“owns” the final commercial success of the product .
• The majority of companies report that 30 percent or less of new product ideas come
from outside of the company; however, high performers expect 40 – 50 percent
of new products to come from outside their company . Indeed, one of the most
successful product launches of the last two years, Clorox’s GreenWorks® household
cleaning items, was developed with input from retailing partners Safeway and Wal-
Mart . Similarly, Kettle Foods, Inc . engaged consumers in online voting to determine
which chip flavors the manufacturer should produce and made it easy to buy the new
products online .
What percentage of products come from ideas sourced from outside your company?
What percentage of new products are sourced from outside your company?
Most on Internal
Sources for New
Mean % of
Mean % of new
Mean % of products
Mean % of new
sourced from outside
from outside the
Source: Accenture GMA Grocery Executive Survey 2009
Base: all respondents
• Companies use a broad range of consumer and shopper data in the New Product
Development and PLM processes, but insights from this data are not broadly or
efficiently shared across the organization .
These opportunities for continued improvement in both PLM generally and the innovation
stage, in particular, are reflected in the marketplace . Truly differentiated, innovative
products that fulfill a need will find a warm reception from even cash-constrained
consumers as winning products, such as the Green Works items and Kettle Chips show .
The reverse is also true: the main reason new products fail is because they do not have

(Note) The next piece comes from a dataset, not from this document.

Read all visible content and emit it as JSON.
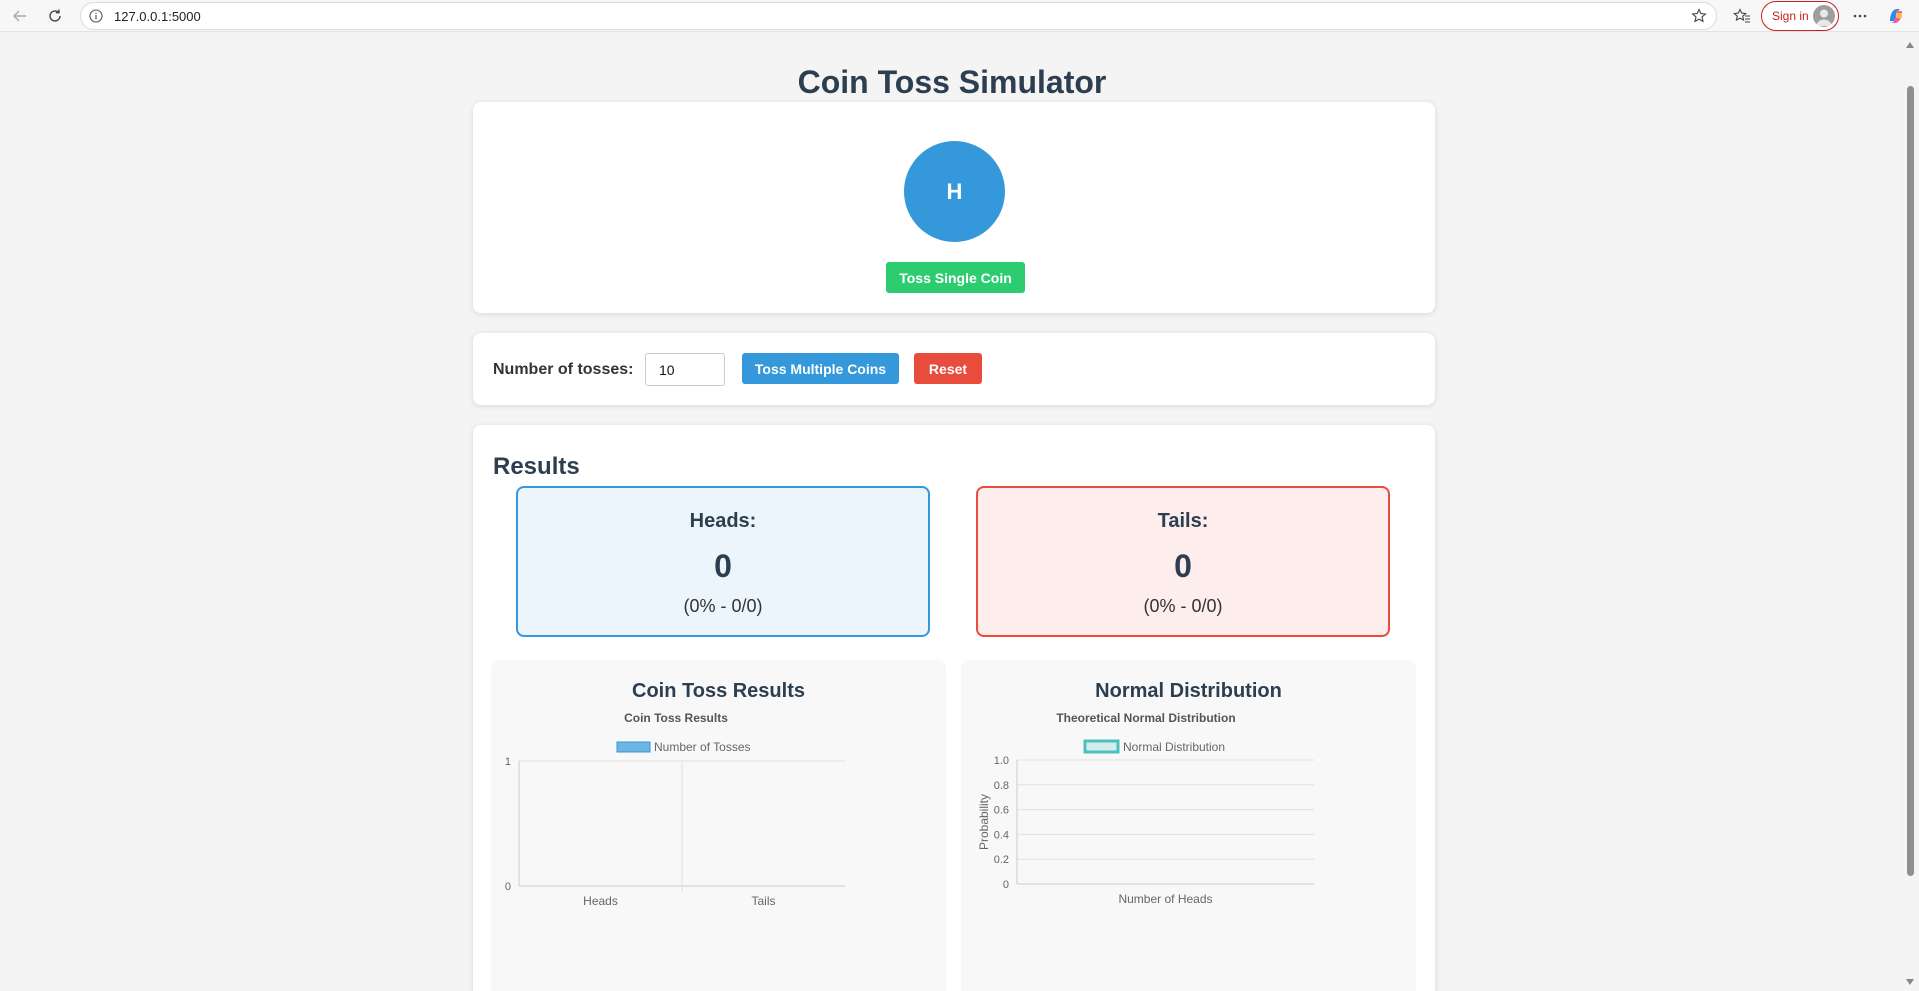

any distinctive, unique value and, therefore, do not meet an unmet consumer need—that
is, the development and launch processes failed to yield the right product .